Element data from apps and pages
Content starts
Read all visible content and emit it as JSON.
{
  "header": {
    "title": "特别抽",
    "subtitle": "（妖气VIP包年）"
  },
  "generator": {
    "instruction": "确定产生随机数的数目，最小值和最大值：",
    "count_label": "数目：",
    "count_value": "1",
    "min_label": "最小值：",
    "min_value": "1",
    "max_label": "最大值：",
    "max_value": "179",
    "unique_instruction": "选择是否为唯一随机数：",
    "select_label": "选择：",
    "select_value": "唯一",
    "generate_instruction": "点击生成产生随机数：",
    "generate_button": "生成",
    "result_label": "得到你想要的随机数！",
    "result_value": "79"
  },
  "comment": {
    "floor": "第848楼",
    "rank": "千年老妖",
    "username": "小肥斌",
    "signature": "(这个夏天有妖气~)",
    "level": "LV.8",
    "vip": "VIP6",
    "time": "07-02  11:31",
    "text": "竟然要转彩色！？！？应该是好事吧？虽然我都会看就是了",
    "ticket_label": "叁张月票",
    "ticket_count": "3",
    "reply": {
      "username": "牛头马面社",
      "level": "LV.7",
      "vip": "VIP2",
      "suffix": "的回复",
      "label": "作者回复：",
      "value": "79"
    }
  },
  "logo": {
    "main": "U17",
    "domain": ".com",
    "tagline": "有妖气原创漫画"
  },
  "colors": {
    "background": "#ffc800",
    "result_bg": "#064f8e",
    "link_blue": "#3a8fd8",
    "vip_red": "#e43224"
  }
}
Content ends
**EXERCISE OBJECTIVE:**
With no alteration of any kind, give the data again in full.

**WRITTEN ANSWER:**
Read all visible content and emit it as JSON.
{
  "header": {
    "title": "特别抽",
    "subtitle": "（妖气VIP包年）"
  },
  "generator": {
    "instruction": "确定产生随机数的数目，最小值和最大值：",
    "count_label": "数目：",
    "count_value": "1",
    "min_label": "最小值：",
    "min_value": "1",
    "max_label": "最大值：",
    "max_value": "179",
    "unique_instruction": "选择是否为唯一随机数：",
    "select_label": "选择：",
    "select_value": "唯一",
    "generate_instruction": "点击生成产生随机数：",
    "generate_button": "生成",
    "result_label": "得到你想要的随机数！",
    "result_value": "79"
  },
  "comment": {
    "floor": "第848楼",
    "rank": "千年老妖",
    "username": "小肥斌",
    "signature": "(这个夏天有妖气~)",
    "level": "LV.8",
    "vip": "VIP6",
    "time": "07-02  11:31",
    "text": "竟然要转彩色！？！？应该是好事吧？虽然我都会看就是了",
    "ticket_label": "叁张月票",
    "ticket_count": "3",
    "reply": {
      "username": "牛头马面社",
      "level": "LV.7",
      "vip": "VIP2",
      "suffix": "的回复",
      "label": "作者回复：",
      "value": "79"
    }
  },
  "logo": {
    "main": "U17",
    "domain": ".com",
    "tagline": "有妖气原创漫画"
  },
  "colors": {
    "background": "#ffc800",
    "result_bg": "#064f8e",
    "link_blue": "#3a8fd8",
    "vip_red": "#e43224"
  }
}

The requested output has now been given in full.